EXERCISE: The entries below are to be repeated exactly as they stand.

··· DATA SUPPLIED

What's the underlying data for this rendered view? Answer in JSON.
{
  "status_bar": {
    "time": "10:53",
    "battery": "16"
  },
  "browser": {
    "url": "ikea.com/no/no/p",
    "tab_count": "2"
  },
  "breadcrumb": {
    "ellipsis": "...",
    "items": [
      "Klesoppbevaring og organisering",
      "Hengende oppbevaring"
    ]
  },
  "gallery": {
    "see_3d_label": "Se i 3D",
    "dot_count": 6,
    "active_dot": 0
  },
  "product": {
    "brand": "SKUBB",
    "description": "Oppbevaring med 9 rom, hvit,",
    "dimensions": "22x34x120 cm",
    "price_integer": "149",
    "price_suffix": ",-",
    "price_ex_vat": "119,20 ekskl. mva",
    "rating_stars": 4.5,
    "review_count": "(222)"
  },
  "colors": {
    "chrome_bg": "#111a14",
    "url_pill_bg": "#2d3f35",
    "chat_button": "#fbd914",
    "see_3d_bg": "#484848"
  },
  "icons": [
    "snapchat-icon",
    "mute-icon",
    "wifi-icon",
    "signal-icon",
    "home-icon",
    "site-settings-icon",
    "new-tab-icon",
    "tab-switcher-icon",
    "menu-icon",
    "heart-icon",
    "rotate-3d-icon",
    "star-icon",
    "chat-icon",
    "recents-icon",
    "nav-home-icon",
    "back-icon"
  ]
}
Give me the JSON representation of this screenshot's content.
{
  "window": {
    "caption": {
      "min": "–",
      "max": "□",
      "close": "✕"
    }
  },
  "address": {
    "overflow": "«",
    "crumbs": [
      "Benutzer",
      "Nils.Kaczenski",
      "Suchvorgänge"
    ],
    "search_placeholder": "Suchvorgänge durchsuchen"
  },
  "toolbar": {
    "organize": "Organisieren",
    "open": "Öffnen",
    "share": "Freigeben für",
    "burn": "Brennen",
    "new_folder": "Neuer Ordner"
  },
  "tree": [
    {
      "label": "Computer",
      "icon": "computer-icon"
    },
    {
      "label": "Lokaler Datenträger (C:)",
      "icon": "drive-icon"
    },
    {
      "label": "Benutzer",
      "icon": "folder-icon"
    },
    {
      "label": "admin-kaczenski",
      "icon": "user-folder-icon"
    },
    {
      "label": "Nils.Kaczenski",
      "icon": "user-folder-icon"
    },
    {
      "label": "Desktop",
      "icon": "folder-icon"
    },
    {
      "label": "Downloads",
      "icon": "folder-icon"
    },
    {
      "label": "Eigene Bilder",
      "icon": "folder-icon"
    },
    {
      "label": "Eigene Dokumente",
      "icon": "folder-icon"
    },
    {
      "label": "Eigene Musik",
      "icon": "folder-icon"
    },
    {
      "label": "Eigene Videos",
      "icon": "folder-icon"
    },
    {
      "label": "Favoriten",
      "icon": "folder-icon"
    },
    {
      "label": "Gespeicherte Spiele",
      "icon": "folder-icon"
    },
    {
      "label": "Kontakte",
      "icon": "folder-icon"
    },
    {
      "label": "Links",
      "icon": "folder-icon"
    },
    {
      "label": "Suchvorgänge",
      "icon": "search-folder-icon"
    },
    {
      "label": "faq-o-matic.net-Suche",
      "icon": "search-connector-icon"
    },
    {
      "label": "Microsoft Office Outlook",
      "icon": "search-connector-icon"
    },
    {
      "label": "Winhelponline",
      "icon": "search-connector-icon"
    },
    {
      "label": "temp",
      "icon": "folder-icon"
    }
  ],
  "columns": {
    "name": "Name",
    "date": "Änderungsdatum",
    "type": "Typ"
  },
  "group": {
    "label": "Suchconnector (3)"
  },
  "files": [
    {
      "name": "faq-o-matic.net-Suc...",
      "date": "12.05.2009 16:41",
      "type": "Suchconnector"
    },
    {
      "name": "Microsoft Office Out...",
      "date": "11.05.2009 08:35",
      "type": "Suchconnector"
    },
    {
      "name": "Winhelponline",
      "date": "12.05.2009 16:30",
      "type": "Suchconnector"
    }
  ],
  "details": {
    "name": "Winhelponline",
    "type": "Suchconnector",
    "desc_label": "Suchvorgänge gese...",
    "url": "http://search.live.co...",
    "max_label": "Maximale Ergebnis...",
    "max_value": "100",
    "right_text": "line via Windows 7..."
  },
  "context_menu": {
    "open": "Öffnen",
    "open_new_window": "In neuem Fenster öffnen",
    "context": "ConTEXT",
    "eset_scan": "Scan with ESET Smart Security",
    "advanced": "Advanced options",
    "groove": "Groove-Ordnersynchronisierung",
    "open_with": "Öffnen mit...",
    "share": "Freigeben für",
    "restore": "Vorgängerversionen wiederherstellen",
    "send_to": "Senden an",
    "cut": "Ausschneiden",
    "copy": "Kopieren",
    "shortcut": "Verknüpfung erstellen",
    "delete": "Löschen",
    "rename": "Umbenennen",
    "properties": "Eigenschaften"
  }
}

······

OUTPUT FOR THIS EXERCISE:
What's the underlying data for this rendered view? Answer in JSON.
{
  "status_bar": {
    "time": "10:53",
    "battery": "16"
  },
  "browser": {
    "url": "ikea.com/no/no/p",
    "tab_count": "2"
  },
  "breadcrumb": {
    "ellipsis": "...",
    "items": [
      "Klesoppbevaring og organisering",
      "Hengende oppbevaring"
    ]
  },
  "gallery": {
    "see_3d_label": "Se i 3D",
    "dot_count": 6,
    "active_dot": 0
  },
  "product": {
    "brand": "SKUBB",
    "description": "Oppbevaring med 9 rom, hvit,",
    "dimensions": "22x34x120 cm",
    "price_integer": "149",
    "price_suffix": ",-",
    "price_ex_vat": "119,20 ekskl. mva",
    "rating_stars": 4.5,
    "review_count": "(222)"
  },
  "colors": {
    "chrome_bg": "#111a14",
    "url_pill_bg": "#2d3f35",
    "chat_button": "#fbd914",
    "see_3d_bg": "#484848"
  },
  "icons": [
    "snapchat-icon",
    "mute-icon",
    "wifi-icon",
    "signal-icon",
    "home-icon",
    "site-settings-icon",
    "new-tab-icon",
    "tab-switcher-icon",
    "menu-icon",
    "heart-icon",
    "rotate-3d-icon",
    "star-icon",
    "chat-icon",
    "recents-icon",
    "nav-home-icon",
    "back-icon"
  ]
}
Give me the JSON representation of this screenshot's content.
{
  "window": {
    "caption": {
      "min": "–",
      "max": "□",
      "close": "✕"
    }
  },
  "address": {
    "overflow": "«",
    "crumbs": [
      "Benutzer",
      "Nils.Kaczenski",
      "Suchvorgänge"
    ],
    "search_placeholder": "Suchvorgänge durchsuchen"
  },
  "toolbar": {
    "organize": "Organisieren",
    "open": "Öffnen",
    "share": "Freigeben für",
    "burn": "Brennen",
    "new_folder": "Neuer Ordner"
  },
  "tree": [
    {
      "label": "Computer",
      "icon": "computer-icon"
    },
    {
      "label": "Lokaler Datenträger (C:)",
      "icon": "drive-icon"
    },
    {
      "label": "Benutzer",
      "icon": "folder-icon"
    },
    {
      "label": "admin-kaczenski",
      "icon": "user-folder-icon"
    },
    {
      "label": "Nils.Kaczenski",
      "icon": "user-folder-icon"
    },
    {
      "label": "Desktop",
      "icon": "folder-icon"
    },
    {
      "label": "Downloads",
      "icon": "folder-icon"
    },
    {
      "label": "Eigene Bilder",
      "icon": "folder-icon"
    },
    {
      "label": "Eigene Dokumente",
      "icon": "folder-icon"
    },
    {
      "label": "Eigene Musik",
      "icon": "folder-icon"
    },
    {
      "label": "Eigene Videos",
      "icon": "folder-icon"
    },
    {
      "label": "Favoriten",
      "icon": "folder-icon"
    },
    {
      "label": "Gespeicherte Spiele",
      "icon": "folder-icon"
    },
    {
      "label": "Kontakte",
      "icon": "folder-icon"
    },
    {
      "label": "Links",
      "icon": "folder-icon"
    },
    {
      "label": "Suchvorgänge",
      "icon": "search-folder-icon"
    },
    {
      "label": "faq-o-matic.net-Suche",
      "icon": "search-connector-icon"
    },
    {
      "label": "Microsoft Office Outlook",
      "icon": "search-connector-icon"
    },
    {
      "label": "Winhelponline",
      "icon": "search-connector-icon"
    },
    {
      "label": "temp",
      "icon": "folder-icon"
    }
  ],
  "columns": {
    "name": "Name",
    "date": "Änderungsdatum",
    "type": "Typ"
  },
  "group": {
    "label": "Suchconnector (3)"
  },
  "files": [
    {
      "name": "faq-o-matic.net-Suc...",
      "date": "12.05.2009 16:41",
      "type": "Suchconnector"
    },
    {
      "name": "Microsoft Office Out...",
      "date": "11.05.2009 08:35",
      "type": "Suchconnector"
    },
    {
      "name": "Winhelponline",
      "date": "12.05.2009 16:30",
      "type": "Suchconnector"
    }
  ],
  "details": {
    "name": "Winhelponline",
    "type": "Suchconnector",
    "desc_label": "Suchvorgänge gese...",
    "url": "http://search.live.co...",
    "max_label": "Maximale Ergebnis...",
    "max_value": "100",
    "right_text": "line via Windows 7..."
  },
  "context_menu": {
    "open": "Öffnen",
    "open_new_window": "In neuem Fenster öffnen",
    "context": "ConTEXT",
    "eset_scan": "Scan with ESET Smart Security",
    "advanced": "Advanced options",
    "groove": "Groove-Ordnersynchronisierung",
    "open_with": "Öffnen mit...",
    "share": "Freigeben für",
    "restore": "Vorgängerversionen wiederherstellen",
    "send_to": "Senden an",
    "cut": "Ausschneiden",
    "copy": "Kopieren",
    "shortcut": "Verknüpfung erstellen",
    "delete": "Löschen",
    "rename": "Umbenennen",
    "properties": "Eigenschaften"
  }
}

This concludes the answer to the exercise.